(Excerpts from an interface dataset)
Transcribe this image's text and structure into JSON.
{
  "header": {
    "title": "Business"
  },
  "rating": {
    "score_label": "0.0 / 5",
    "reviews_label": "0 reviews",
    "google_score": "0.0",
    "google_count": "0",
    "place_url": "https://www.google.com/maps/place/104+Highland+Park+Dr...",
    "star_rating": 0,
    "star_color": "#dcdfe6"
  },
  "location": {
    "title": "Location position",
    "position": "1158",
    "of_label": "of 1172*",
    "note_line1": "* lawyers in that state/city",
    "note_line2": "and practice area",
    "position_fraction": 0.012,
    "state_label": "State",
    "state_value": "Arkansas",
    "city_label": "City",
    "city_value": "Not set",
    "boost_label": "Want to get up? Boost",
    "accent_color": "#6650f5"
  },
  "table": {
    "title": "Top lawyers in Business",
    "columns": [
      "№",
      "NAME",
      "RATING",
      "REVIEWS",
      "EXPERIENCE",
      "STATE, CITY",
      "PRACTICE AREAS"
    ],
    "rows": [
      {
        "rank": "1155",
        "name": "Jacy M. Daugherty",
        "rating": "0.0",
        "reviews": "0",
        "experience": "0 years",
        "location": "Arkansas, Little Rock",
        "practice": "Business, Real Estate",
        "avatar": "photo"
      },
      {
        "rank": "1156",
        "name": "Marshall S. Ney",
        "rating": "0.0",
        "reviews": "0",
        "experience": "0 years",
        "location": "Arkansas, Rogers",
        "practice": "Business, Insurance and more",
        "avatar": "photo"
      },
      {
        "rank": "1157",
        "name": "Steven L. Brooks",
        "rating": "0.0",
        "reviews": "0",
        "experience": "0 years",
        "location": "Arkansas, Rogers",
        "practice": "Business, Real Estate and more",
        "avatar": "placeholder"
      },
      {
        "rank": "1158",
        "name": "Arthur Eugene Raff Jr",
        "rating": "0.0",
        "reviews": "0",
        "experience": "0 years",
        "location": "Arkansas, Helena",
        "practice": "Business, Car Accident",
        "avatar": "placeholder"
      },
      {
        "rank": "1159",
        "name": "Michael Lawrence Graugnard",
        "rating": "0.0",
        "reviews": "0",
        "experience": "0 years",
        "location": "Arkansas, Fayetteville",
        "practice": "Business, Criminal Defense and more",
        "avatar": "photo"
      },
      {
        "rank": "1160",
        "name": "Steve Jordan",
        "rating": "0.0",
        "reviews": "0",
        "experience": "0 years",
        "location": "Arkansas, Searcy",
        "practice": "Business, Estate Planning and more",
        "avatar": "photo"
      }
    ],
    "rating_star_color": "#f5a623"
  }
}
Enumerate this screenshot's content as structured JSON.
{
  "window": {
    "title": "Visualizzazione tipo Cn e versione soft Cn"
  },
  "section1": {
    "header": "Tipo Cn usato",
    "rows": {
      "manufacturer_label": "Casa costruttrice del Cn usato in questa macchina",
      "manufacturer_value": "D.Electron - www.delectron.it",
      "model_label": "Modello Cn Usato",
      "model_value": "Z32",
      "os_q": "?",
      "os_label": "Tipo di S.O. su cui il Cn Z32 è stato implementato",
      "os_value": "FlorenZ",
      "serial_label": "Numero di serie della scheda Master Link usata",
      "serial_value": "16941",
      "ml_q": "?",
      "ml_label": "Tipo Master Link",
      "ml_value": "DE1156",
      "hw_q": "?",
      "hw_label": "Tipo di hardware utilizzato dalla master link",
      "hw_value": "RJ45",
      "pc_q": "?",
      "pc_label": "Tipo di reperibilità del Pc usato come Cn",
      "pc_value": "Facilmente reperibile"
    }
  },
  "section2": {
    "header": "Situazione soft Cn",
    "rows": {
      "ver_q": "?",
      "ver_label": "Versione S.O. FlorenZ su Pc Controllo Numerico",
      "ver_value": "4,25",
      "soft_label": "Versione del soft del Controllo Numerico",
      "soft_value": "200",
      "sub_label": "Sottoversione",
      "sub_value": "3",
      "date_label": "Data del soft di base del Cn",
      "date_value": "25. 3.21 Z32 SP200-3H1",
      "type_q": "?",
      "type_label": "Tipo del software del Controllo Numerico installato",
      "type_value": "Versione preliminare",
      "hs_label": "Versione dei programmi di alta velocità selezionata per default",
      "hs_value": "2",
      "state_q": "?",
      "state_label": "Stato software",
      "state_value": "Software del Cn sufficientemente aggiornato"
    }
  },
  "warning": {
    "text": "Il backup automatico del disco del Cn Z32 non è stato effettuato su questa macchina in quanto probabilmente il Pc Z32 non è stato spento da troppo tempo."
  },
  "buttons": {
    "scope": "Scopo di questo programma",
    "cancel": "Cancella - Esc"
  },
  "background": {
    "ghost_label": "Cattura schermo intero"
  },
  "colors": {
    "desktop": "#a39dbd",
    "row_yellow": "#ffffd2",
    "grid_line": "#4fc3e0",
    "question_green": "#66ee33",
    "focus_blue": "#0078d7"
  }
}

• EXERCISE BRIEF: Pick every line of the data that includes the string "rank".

• TASK RESPONSE:
        "rank": "1155",
        "rank": "1156",
        "rank": "1157",
        "rank": "1158",
        "rank": "1159",
        "rank": "1160",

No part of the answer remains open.